━━ Record excerpts ━━

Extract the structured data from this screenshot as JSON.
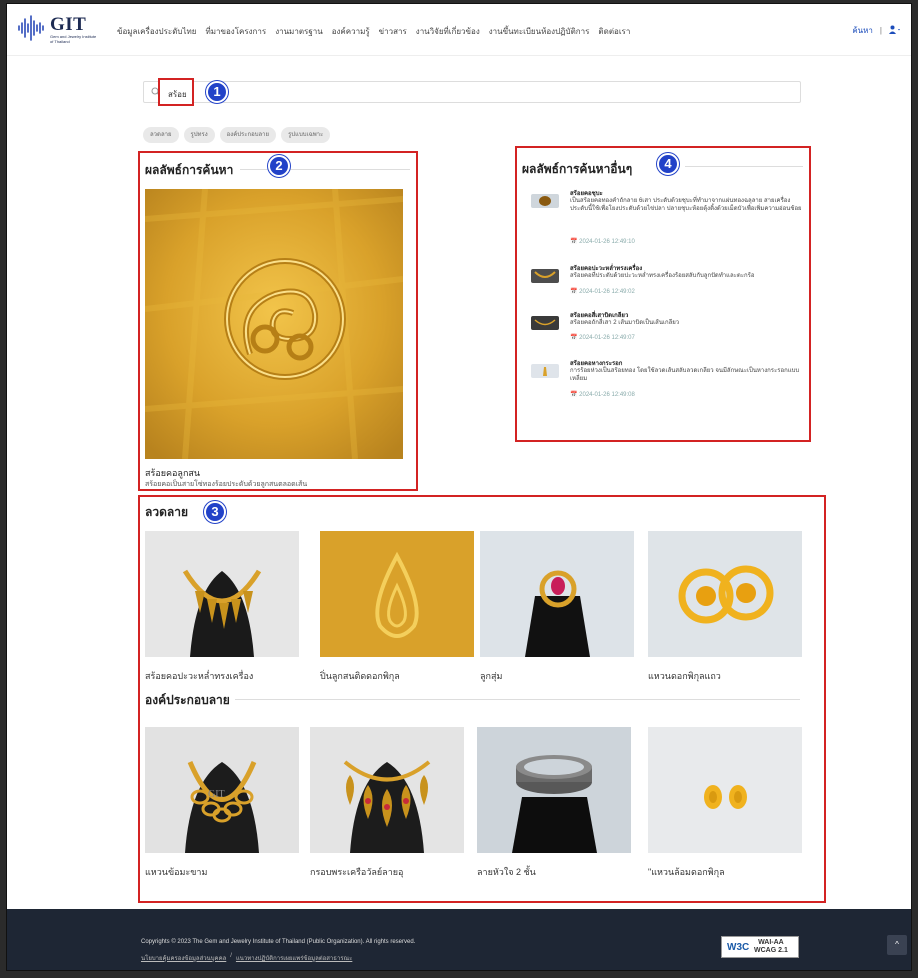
{
  "header": {
    "brand": "GIT",
    "brand_sub": "Gem and Jewelry Institute of Thailand",
    "nav": [
      "ข้อมูลเครื่องประดับไทย",
      "ที่มาของโครงการ",
      "งานมาตรฐาน",
      "องค์ความรู้",
      "ข่าวสาร",
      "งานวิจัยที่เกี่ยวข้อง",
      "งานขึ้นทะเบียนห้องปฏิบัติการ",
      "ติดต่อเรา"
    ],
    "search_link": "ค้นหา",
    "separator": "|"
  },
  "search": {
    "term": "สร้อย"
  },
  "badges": [
    "1",
    "2",
    "3",
    "4"
  ],
  "filters": [
    "ลวดลาย",
    "รูปทรง",
    "องค์ประกอบลาย",
    "รูปแบบเฉพาะ"
  ],
  "main_result": {
    "section_title": "ผลลัพธ์การค้นหา",
    "name": "สร้อยคอลูกสน",
    "desc": "สร้อยคอเป็นสายโซ่ทองร้อยประดับด้วยลูกสนตลอดเส้น"
  },
  "other_results": {
    "section_title": "ผลลัพธ์การค้นหาอื่นๆ",
    "items": [
      {
        "title": "สร้อยคอชุบะ",
        "desc": "เป็นสร้อยคอทองคำถักลาย 6เสา ประดับด้วยชุบะที่ทำมาจากแผ่นทองฉลุลาย สายเครื่องประดับนี้ใช้เพื่อโยงประดับด้วยไข่ปลา ปลายชุบะห้อยตุ้งติ้งด้วยเม็ดบัวเพื่อเพิ่มความอ่อนช้อย",
        "date": "2024-01-26 12:49:10"
      },
      {
        "title": "สร้อยคอปะวะหล่ำทรงเครื่อง",
        "desc": "สร้อยคอที่ประดับด้วยปะวะหล่ำทรงเครื่องร้อยสลับกับลูกปัดทำและตะกร้อ",
        "date": "2024-01-26 12:49:02"
      },
      {
        "title": "สร้อยคอสี่เสาบิดเกลียว",
        "desc": "สร้อยคอถักสี่เสา 2 เส้นมาบิดเป็นเส้นเกลียว",
        "date": "2024-01-26 12:49:07"
      },
      {
        "title": "สร้อยคอหางกระรอก",
        "desc": "การร้อยห่วงเป็นสร้อยทอง โดยใช้ลวดเส้นสลับลวดเกลียว จนมีลักษณะเป็นหางกระรอกแบบเหลี่ยม",
        "date": "2024-01-26 12:49:08"
      }
    ]
  },
  "pattern_section": {
    "title": "ลวดลาย",
    "items": [
      "สร้อยคอปะวะหล่ำทรงเครื่อง",
      "ปิ่นลูกสนติดดอกพิกุล",
      "ลูกสุ่ม",
      "แหวนดอกพิกุลแถว"
    ]
  },
  "component_section": {
    "title": "องค์ประกอบลาย",
    "items": [
      "แหวนข้อมะขาม",
      "กรอบพระเครือวัลย์ลายอุ",
      "ลายหัวใจ 2 ชั้น",
      "\"แหวนล้อมดอกพิกุล"
    ]
  },
  "footer": {
    "copyright": "Copyrights © 2023 The Gem and Jewelry Institute of Thailand (Public Organization). All rights reserved.",
    "link1": "นโยบายคุ้มครองข้อมูลส่วนบุคคล",
    "link_sep": "/",
    "link2": "แนวทางปฏิบัติการเผยแพร่ข้อมูลต่อสาธารณะ",
    "wcag_logo": "W3C",
    "wcag_line1": "WAI-AA",
    "wcag_line2": "WCAG 2.1",
    "totop": "^"
  },
  "colors": {
    "highlight": "#d32323",
    "badge": "#2242c8",
    "footer_bg": "#1e2634"
  }
}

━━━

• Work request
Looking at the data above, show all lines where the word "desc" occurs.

• Result of the task
    "desc": "สร้อยคอเป็นสายโซ่ทองร้อยประดับด้วยลูกสนตลอดเส้น"
        "desc": "เป็นสร้อยคอทองคำถักลาย 6เสา ประดับด้วยชุบะที่ทำมาจากแผ่นทองฉลุลาย สายเครื่องประดับนี้ใช้เพื่อโยงประดับด้วยไข่ปลา ปลายชุบะห้อยตุ้งติ้งด้วยเม็ดบัวเพื่อเพิ่มความอ่อนช้อย",
        "desc": "สร้อยคอที่ประดับด้วยปะวะหล่ำทรงเครื่องร้อยสลับกับลูกปัดทำและตะกร้อ",
        "desc": "สร้อยคอถักสี่เสา 2 เส้นมาบิดเป็นเส้นเกลียว",
        "desc": "การร้อยห่วงเป็นสร้อยทอง โดยใช้ลวดเส้นสลับลวดเกลียว จนมีลักษณะเป็นหางกระรอกแบบเหลี่ยม",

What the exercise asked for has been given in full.